Or so the thinking goes.
If you look at it carefully, it’s really not so different than school. People need a diversion, and we’re the ones that supply it to them.
Why Some Bloggers Are Invisible
Bloggers that are invisible online misunderstand their role. They think they’re supposed to become a teacher, when really, that’s only a secondary role. Your first responsibility is a blogger is to get the attention of your prospects, and to do that, you need to emulate the class clown.
Here’s an example. When I started my last blog, On Moneymaking, I poured all of my best ideas into Moneymaking 101, an introduction to the theory of making more money. With so many brilliant ideas, I thought it would be a hit, but it wasn’t. In fact, those posts were some of the least popular on my blog.
Want to know what’s the most popular? The Forrest Gump Guide to Becoming a Gazillionaire, a post I wrote tying Forrest Gump quotes to principles of personal finance. Tens of thousands of people have read it in only a few months.
At first, I found it a little depressing. How could all of my best ideas be trumped by a piece of “cotton candy” content? That’s when I gradually realized that my role as a blogger isn’t to educate the world. People will buy a textbook if they want to learn. They come to me if they want an interesting little diversion with a few valuable lessons.
As soon as I accepted that, growing the blog got a lot easier. I built it to over 1,000 readers in about two months and sold it for a tidy profit.
How to Stop Being Invisible
Write what your readers want to read.
It’s a hard truth to accept. Most of us live in a culture that tells you to “be who you are” and don’t worry about whether anyone likes you or not. Telling people exactly what they want to hear feels… dishonest.
Get over it. If you’re going to be successful online, you need to find the overlap between what you want to write and what other people want to hear. It’s a process every writer goes through, and you’re no different.
Accept that you have to be valuable to your readers. There’s no other way to get (or keep) their attention, and the day you stop is the day they stop reading.
So figure out what they value, and give it to them in an interesting way. Stay turned for my next post, where I’ll show you how to do exactly that.

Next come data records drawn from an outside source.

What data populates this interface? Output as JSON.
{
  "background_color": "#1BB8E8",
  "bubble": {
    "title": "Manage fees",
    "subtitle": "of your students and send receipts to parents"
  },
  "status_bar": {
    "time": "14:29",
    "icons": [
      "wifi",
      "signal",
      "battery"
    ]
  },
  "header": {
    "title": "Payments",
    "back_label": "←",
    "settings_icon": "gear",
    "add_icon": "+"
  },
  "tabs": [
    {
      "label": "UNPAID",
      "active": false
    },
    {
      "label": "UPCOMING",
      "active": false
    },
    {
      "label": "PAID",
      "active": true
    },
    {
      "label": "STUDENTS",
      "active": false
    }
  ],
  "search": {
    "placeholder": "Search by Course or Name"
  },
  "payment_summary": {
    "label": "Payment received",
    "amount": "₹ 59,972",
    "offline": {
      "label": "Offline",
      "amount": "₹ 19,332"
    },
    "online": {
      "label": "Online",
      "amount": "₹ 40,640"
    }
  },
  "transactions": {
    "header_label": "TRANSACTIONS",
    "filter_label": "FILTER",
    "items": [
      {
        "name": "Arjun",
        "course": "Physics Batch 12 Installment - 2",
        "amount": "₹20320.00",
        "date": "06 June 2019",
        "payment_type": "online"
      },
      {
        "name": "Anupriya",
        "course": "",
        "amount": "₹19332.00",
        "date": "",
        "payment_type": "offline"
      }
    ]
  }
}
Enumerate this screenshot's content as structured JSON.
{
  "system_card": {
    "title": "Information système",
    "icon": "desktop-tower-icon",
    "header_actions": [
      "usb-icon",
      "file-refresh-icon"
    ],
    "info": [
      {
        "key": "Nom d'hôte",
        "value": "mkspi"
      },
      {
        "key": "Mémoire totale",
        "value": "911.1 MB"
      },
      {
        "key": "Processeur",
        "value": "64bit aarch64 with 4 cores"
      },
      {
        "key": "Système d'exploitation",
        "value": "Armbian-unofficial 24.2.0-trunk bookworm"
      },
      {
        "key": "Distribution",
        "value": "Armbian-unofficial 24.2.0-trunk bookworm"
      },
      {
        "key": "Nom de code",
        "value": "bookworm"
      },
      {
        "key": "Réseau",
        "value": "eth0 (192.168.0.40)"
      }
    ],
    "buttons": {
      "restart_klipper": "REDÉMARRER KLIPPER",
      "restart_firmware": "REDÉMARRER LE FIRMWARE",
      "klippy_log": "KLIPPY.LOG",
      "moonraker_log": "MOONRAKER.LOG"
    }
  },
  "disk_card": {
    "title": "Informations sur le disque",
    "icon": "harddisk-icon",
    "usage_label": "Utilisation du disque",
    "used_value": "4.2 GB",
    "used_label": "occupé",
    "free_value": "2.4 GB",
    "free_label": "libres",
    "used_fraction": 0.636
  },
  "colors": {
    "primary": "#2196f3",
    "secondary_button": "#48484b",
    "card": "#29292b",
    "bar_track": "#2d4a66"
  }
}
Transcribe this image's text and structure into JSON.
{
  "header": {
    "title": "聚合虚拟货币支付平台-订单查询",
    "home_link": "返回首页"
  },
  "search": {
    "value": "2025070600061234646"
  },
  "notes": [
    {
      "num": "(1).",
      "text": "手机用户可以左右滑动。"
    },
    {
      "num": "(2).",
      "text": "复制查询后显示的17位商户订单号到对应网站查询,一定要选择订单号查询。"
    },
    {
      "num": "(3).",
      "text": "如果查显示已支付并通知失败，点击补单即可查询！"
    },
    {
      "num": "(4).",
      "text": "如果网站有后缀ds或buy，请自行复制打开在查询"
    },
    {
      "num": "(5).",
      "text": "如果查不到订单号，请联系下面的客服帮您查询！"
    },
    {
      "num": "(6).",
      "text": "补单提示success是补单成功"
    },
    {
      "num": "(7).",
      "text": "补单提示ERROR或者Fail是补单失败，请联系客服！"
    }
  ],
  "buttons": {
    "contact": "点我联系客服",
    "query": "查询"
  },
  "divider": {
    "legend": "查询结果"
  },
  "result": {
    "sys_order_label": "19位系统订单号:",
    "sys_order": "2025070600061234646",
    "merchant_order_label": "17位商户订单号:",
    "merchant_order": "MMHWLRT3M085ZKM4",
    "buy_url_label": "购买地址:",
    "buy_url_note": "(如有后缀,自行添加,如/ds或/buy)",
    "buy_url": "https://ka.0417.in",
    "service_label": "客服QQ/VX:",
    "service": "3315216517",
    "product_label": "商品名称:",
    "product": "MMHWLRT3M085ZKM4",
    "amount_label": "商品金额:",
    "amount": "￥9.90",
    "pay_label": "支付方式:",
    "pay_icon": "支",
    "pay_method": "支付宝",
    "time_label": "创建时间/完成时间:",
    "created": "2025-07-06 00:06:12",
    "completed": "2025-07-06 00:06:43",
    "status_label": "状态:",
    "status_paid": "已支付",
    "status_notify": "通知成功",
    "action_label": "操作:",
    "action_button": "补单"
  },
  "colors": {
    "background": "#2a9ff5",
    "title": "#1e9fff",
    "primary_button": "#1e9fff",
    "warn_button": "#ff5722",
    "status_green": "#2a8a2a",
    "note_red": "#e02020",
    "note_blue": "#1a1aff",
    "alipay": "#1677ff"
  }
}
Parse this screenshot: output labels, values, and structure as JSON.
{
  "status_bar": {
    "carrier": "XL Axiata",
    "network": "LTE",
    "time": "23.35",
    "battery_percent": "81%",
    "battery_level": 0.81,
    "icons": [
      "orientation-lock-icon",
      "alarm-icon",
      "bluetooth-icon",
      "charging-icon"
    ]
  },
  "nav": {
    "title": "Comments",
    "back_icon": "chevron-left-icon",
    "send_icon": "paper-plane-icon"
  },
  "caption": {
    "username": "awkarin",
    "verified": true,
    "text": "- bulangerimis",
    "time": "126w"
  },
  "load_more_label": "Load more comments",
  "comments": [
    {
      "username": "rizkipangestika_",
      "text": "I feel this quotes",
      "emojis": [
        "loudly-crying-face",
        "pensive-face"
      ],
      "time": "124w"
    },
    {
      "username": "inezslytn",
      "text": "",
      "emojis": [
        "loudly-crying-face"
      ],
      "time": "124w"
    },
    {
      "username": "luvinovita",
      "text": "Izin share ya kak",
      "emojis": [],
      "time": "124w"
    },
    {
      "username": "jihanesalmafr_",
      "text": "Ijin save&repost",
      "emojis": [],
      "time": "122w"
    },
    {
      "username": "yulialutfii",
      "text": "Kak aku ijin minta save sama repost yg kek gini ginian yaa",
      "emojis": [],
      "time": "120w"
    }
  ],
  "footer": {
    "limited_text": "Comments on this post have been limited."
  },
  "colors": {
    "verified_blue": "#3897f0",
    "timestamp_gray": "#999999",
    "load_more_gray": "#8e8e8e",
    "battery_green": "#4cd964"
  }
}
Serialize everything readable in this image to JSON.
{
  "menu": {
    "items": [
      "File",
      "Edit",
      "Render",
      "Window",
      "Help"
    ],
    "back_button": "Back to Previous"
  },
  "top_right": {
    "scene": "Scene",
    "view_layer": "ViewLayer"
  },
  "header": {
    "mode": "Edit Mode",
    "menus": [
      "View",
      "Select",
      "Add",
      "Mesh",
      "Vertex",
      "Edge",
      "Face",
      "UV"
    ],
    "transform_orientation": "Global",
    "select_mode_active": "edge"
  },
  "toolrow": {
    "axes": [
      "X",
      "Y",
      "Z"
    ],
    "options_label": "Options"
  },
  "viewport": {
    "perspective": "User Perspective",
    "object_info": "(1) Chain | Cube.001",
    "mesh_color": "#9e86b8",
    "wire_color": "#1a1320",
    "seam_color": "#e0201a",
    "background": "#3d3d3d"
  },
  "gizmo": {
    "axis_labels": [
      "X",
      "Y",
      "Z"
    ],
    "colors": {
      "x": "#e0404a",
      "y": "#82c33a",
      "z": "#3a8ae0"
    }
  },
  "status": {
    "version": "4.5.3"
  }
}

About the Author: Jon Morrow is an Associate Editor of Copyblogger and co-author of Keyword Research for Bloggers.